At the Bier of a Young Artist
|At the Bier of a Young Artist|
|by Carl Nielsen|
Holmen's Cemetery Chapel where the work was first performed
|Native name||Ved en ung Kunstners Baare|
|Dedication||for the funeral of Oluf Hartmann|
|Performed||21 January 2010Copenhagen:|
Oluf Hartmann was the son of composer Emil Hartmann and the brother of Bodil Neergaard, the lady of Fuglsang Manor, a gathering place for musicians and artists on the Danish island of Lolland. Hartmann died on Sunday, 16 January 1910. By the following Wednesday, Nielsen had completed the draft of his "Andante lamentoso". Perhaps originally written for string quartet, the piece was later adapted by the composer for string orchestra.

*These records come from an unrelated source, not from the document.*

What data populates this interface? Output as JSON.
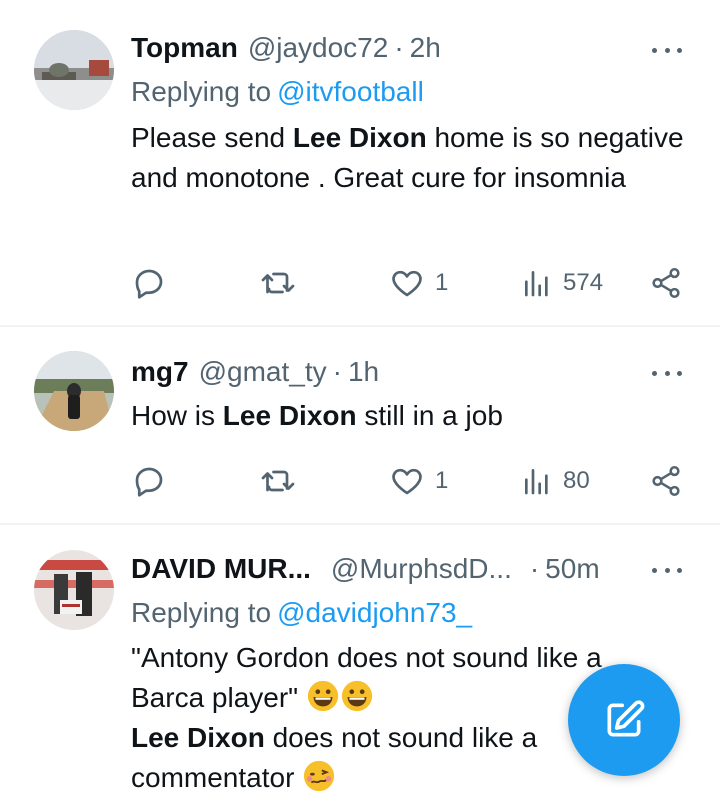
{
  "tweets": [
    {
      "display_name": "Topman",
      "handle": "@jaydoc72",
      "dot": "·",
      "time": "2h",
      "replying_prefix": "Replying to",
      "replying_to": "@itvfootball",
      "body": {
        "t1": "Please send ",
        "b1": "Lee Dixon",
        "t2": " home is so negative and monotone . Great cure for insomnia"
      },
      "stats": {
        "likes": "1",
        "views": "574"
      }
    },
    {
      "display_name": "mg7",
      "handle": "@gmat_ty",
      "dot": "·",
      "time": "1h",
      "body": {
        "t1": "How is ",
        "b1": "Lee Dixon",
        "t2": " still in a job"
      },
      "stats": {
        "likes": "1",
        "views": "80"
      }
    },
    {
      "display_name": "DAVID MUR...",
      "handle": "@MurphsdD...",
      "dot": "·",
      "time": "50m",
      "replying_prefix": "Replying to",
      "replying_to": "@davidjohn73_",
      "body": {
        "line1": "\"Antony Gordon does not sound like a",
        "line2": "Barca player\"",
        "b1": "Lee Dixon",
        "t3": " does not sound like a",
        "line4": "commentator"
      }
    }
  ],
  "colors": {
    "accent": "#1d9bf0",
    "secondary_text": "#536471",
    "separator": "#eff3f4"
  },
  "icons": {
    "reply": "reply-icon",
    "retweet": "retweet-icon",
    "like": "heart-icon",
    "views": "views-icon",
    "share": "share-icon",
    "compose": "compose-icon"
  }
}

The four-minute piece in E-flat minor was first performed by the Gade Quartet at Oluf Hartmann’s funeral on 21 January in the chapel at Holmen’s Cemetery in Copenhagen. By April 1912, Nielsen had adapted it for strings in connection with an Easter concert he conducted at the Church of Our Lady in Copenhagen. He conducted the piece on several other occasions during his lifetime and it was also played at his funeral on 9 October 1931 by his son-in-law Emil Telmányi's chamber orchestra.
The piece has been known under different names. It was first entitled "Andante doloroso" for the concerts in Copenhagen in 1912 and then it became known as "Andante dolorosa (Ved en ung Kunstners Baare)" or "Andante dolorosa (At the Bier of a Young Artist)".
Writing in connection with Deutsche Grammophon's recording by the Emerson String Quartet, Anthony Burton writes: "In the dark key of E flat minor, with an initially subdued middle section in D major and a calm major-key ending, it has a poignant intensity quite remarkable for a work of its modest duration".